# WHAT IS REQUIRED:
A word-for-word copy of the data, with no images, is the required answer.

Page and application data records
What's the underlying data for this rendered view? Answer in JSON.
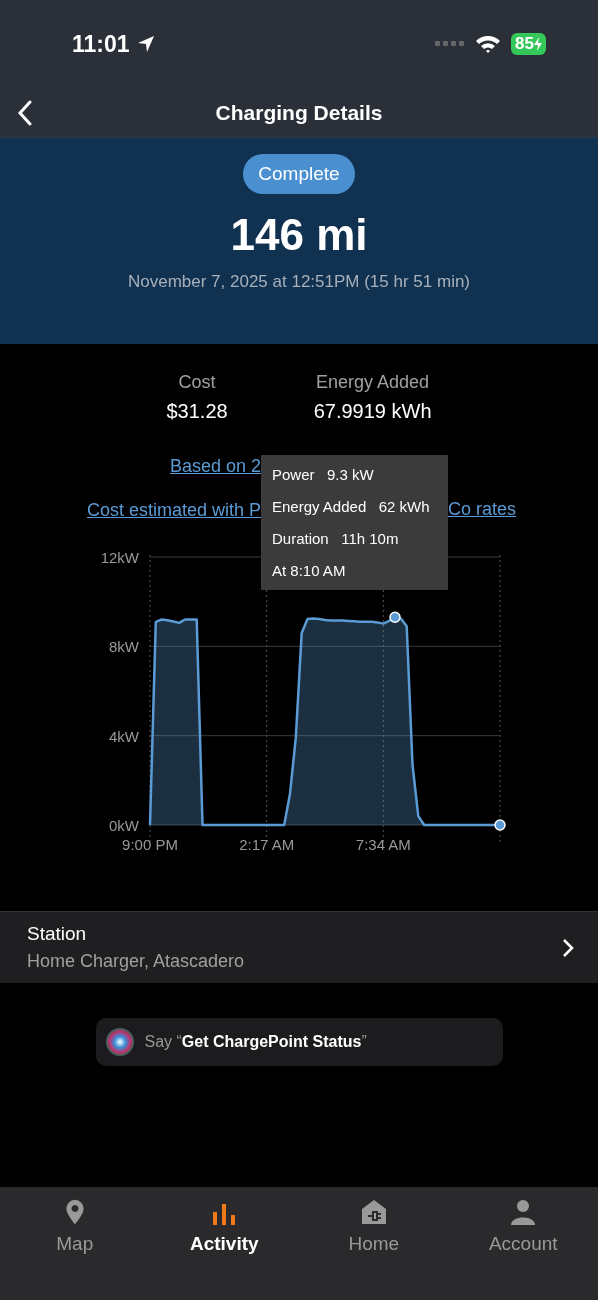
{
  "status_bar": {
    "time": "11:01",
    "battery": "85"
  },
  "nav": {
    "title": "Charging Details"
  },
  "summary": {
    "status": "Complete",
    "distance": "146 mi",
    "date": "November 7, 2025 at 12:51PM (15 hr 51 min)"
  },
  "stats": [
    {
      "label": "Cost",
      "value": "$31.28"
    },
    {
      "label": "Energy Added",
      "value": "67.9919 kWh"
    }
  ],
  "links": [
    {
      "parts": [
        "Based on 2"
      ]
    },
    {
      "parts": [
        "Cost estimated with P",
        "Co rates"
      ]
    }
  ],
  "chart": {
    "chart_data": {
      "type": "area",
      "categories": [
        "9:00 PM",
        null,
        null,
        null,
        null,
        null,
        null,
        null,
        null,
        null,
        null,
        null,
        null,
        null,
        null,
        null,
        null,
        null,
        null,
        null,
        "2:17 AM",
        null,
        null,
        null,
        null,
        null,
        null,
        null,
        null,
        null,
        null,
        null,
        null,
        null,
        null,
        null,
        null,
        null,
        null,
        null,
        "7:34 AM",
        null,
        null,
        null,
        null,
        null,
        null,
        null,
        null,
        null,
        null,
        null,
        null,
        null,
        null,
        null,
        null,
        null,
        null,
        null,
        null
      ],
      "series": [
        {
          "color": "#5b9bd5",
          "values": [
            0,
            9.1,
            9.2,
            9.17,
            9.11,
            9.05,
            9.2,
            9.2,
            9.2,
            0,
            0,
            0,
            0,
            0,
            0,
            0,
            0,
            0,
            0,
            0,
            0,
            0,
            0,
            0,
            1.4,
            3.9,
            8.6,
            9.22,
            9.25,
            9.22,
            9.18,
            9.15,
            9.15,
            9.15,
            9.14,
            9.12,
            9.1,
            9.1,
            9.1,
            9.07,
            9.02,
            9.14,
            9.3,
            9.24,
            8.9,
            2.7,
            0.4,
            0,
            0,
            0,
            0,
            0,
            0,
            0,
            0,
            0,
            0,
            0,
            0,
            0,
            0
          ]
        }
      ],
      "ylim": [
        0,
        12
      ],
      "grid": true,
      "yticks": [
        {
          "value": 0,
          "label": "0kW"
        },
        {
          "value": 4,
          "label": "4kW"
        },
        {
          "value": 8,
          "label": "8kW"
        },
        {
          "value": 12,
          "label": "12kW"
        }
      ]
    },
    "tooltip": {
      "rows": [
        {
          "label": "Power",
          "value": "9.3 kW"
        },
        {
          "label": "Energy Added",
          "value": "62 kWh"
        },
        {
          "label": "Duration",
          "value": "11h 10m"
        }
      ],
      "time": "At 8:10 AM"
    }
  },
  "station": {
    "label": "Station",
    "value": "Home Charger, Atascadero"
  },
  "siri": {
    "text": "Say “**Get ChargePoint Status**”"
  },
  "tabs": [
    {
      "label": "Map",
      "selected": false
    },
    {
      "label": "Activity",
      "selected": true
    },
    {
      "label": "Home",
      "selected": false
    },
    {
      "label": "Account",
      "selected": false
    }
  ]
}
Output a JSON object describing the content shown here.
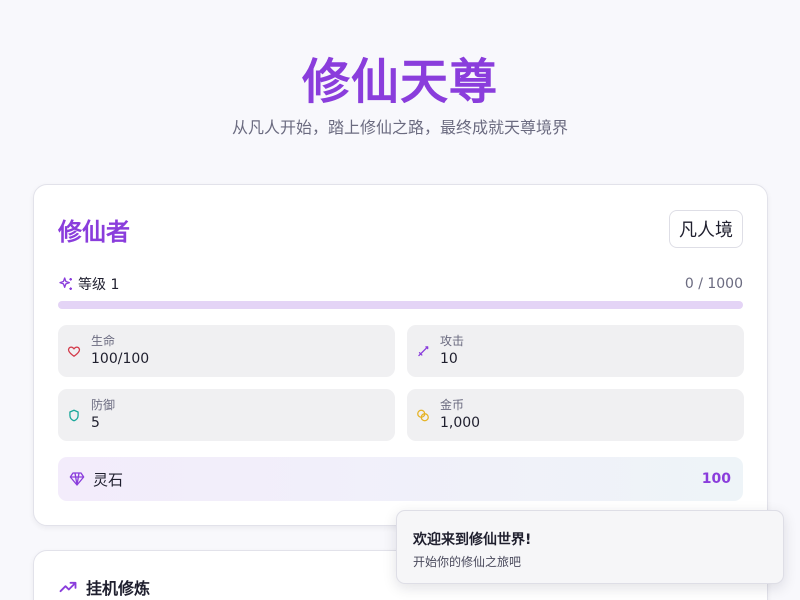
{
  "hero": {
    "title": "修仙天尊",
    "subtitle": "从凡人开始，踏上修仙之路，最终成就天尊境界"
  },
  "character": {
    "name": "修仙者",
    "realm": "凡人境",
    "level_label": "等级 1",
    "exp_text": "0 / 1000",
    "exp_progress": 0,
    "stats": [
      {
        "key": "hp",
        "label": "生命",
        "value": "100/100",
        "icon": "heart-icon",
        "color": "#d33a4a"
      },
      {
        "key": "attack",
        "label": "攻击",
        "value": "10",
        "icon": "sword-icon",
        "color": "#8a3ddc"
      },
      {
        "key": "defense",
        "label": "防御",
        "value": "5",
        "icon": "shield-icon",
        "color": "#1aa79a"
      },
      {
        "key": "gold",
        "label": "金币",
        "value": "1,000",
        "icon": "coins-icon",
        "color": "#e6b325"
      }
    ],
    "spirit_stones": {
      "label": "灵石",
      "value": "100",
      "icon": "gem-icon"
    }
  },
  "idle": {
    "title": "挂机修炼",
    "icon": "trending-up-icon"
  },
  "toast": {
    "title": "欢迎来到修仙世界!",
    "description": "开始你的修仙之旅吧"
  },
  "colors": {
    "accent": "#8a3ddc",
    "background": "#f8f8fc"
  }
}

# REPLY TO THE EXERCISE:
What's the underlying data for this rendered view? Answer in JSON.
{
  "status_bar": {
    "time": "11:01",
    "battery": "85"
  },
  "nav": {
    "title": "Charging Details"
  },
  "summary": {
    "status": "Complete",
    "distance": "146 mi",
    "date": "November 7, 2025 at 12:51PM (15 hr 51 min)"
  },
  "stats": [
    {
      "label": "Cost",
      "value": "$31.28"
    },
    {
      "label": "Energy Added",
      "value": "67.9919 kWh"
    }
  ],
  "links": [
    {
      "parts": [
        "Based on 2"
      ]
    },
    {
      "parts": [
        "Cost estimated with P",
        "Co rates"
      ]
    }
  ],
  "chart": {
    "chart_data": {
      "type": "area",
      "categories": [
        "9:00 PM",
        null,
        null,
        null,
        null,
        null,
        null,
        null,
        null,
        null,
        null,
        null,
        null,
        null,
        null,
        null,
        null,
        null,
        null,
        null,
        "2:17 AM",
        null,
        null,
        null,
        null,
        null,
        null,
        null,
        null,
        null,
        null,
        null,
        null,
        null,
        null,
        null,
        null,
        null,
        null,
        null,
        "7:34 AM",
        null,
        null,
        null,
        null,
        null,
        null,
        null,
        null,
        null,
        null,
        null,
        null,
        null,
        null,
        null,
        null,
        null,
        null,
        null,
        null
      ],
      "series": [
        {
          "color": "#5b9bd5",
          "values": [
            0,
            9.1,
            9.2,
            9.17,
            9.11,
            9.05,
            9.2,
            9.2,
            9.2,
            0,
            0,
            0,
            0,
            0,
            0,
            0,
            0,
            0,
            0,
            0,
            0,
            0,
            0,
            0,
            1.4,
            3.9,
            8.6,
            9.22,
            9.25,
            9.22,
            9.18,
            9.15,
            9.15,
            9.15,
            9.14,
            9.12,
            9.1,
            9.1,
            9.1,
            9.07,
            9.02,
            9.14,
            9.3,
            9.24,
            8.9,
            2.7,
            0.4,
            0,
            0,
            0,
            0,
            0,
            0,
            0,
            0,
            0,
            0,
            0,
            0,
            0,
            0
          ]
        }
      ],
      "ylim": [
        0,
        12
      ],
      "grid": true,
      "yticks": [
        {
          "value": 0,
          "label": "0kW"
        },
        {
          "value": 4,
          "label": "4kW"
        },
        {
          "value": 8,
          "label": "8kW"
        },
        {
          "value": 12,
          "label": "12kW"
        }
      ]
    },
    "tooltip": {
      "rows": [
        {
          "label": "Power",
          "value": "9.3 kW"
        },
        {
          "label": "Energy Added",
          "value": "62 kWh"
        },
        {
          "label": "Duration",
          "value": "11h 10m"
        }
      ],
      "time": "At 8:10 AM"
    }
  },
  "station": {
    "label": "Station",
    "value": "Home Charger, Atascadero"
  },
  "siri": {
    "text": "Say “**Get ChargePoint Status**”"
  },
  "tabs": [
    {
      "label": "Map",
      "selected": false
    },
    {
      "label": "Activity",
      "selected": true
    },
    {
      "label": "Home",
      "selected": false
    },
    {
      "label": "Account",
      "selected": false
    }
  ]
}
Output a JSON object describing the content shown here.
{
  "hero": {
    "title": "修仙天尊",
    "subtitle": "从凡人开始，踏上修仙之路，最终成就天尊境界"
  },
  "character": {
    "name": "修仙者",
    "realm": "凡人境",
    "level_label": "等级 1",
    "exp_text": "0 / 1000",
    "exp_progress": 0,
    "stats": [
      {
        "key": "hp",
        "label": "生命",
        "value": "100/100",
        "icon": "heart-icon",
        "color": "#d33a4a"
      },
      {
        "key": "attack",
        "label": "攻击",
        "value": "10",
        "icon": "sword-icon",
        "color": "#8a3ddc"
      },
      {
        "key": "defense",
        "label": "防御",
        "value": "5",
        "icon": "shield-icon",
        "color": "#1aa79a"
      },
      {
        "key": "gold",
        "label": "金币",
        "value": "1,000",
        "icon": "coins-icon",
        "color": "#e6b325"
      }
    ],
    "spirit_stones": {
      "label": "灵石",
      "value": "100",
      "icon": "gem-icon"
    }
  },
  "idle": {
    "title": "挂机修炼",
    "icon": "trending-up-icon"
  },
  "toast": {
    "title": "欢迎来到修仙世界!",
    "description": "开始你的修仙之旅吧"
  },
  "colors": {
    "accent": "#8a3ddc",
    "background": "#f8f8fc"
  }
}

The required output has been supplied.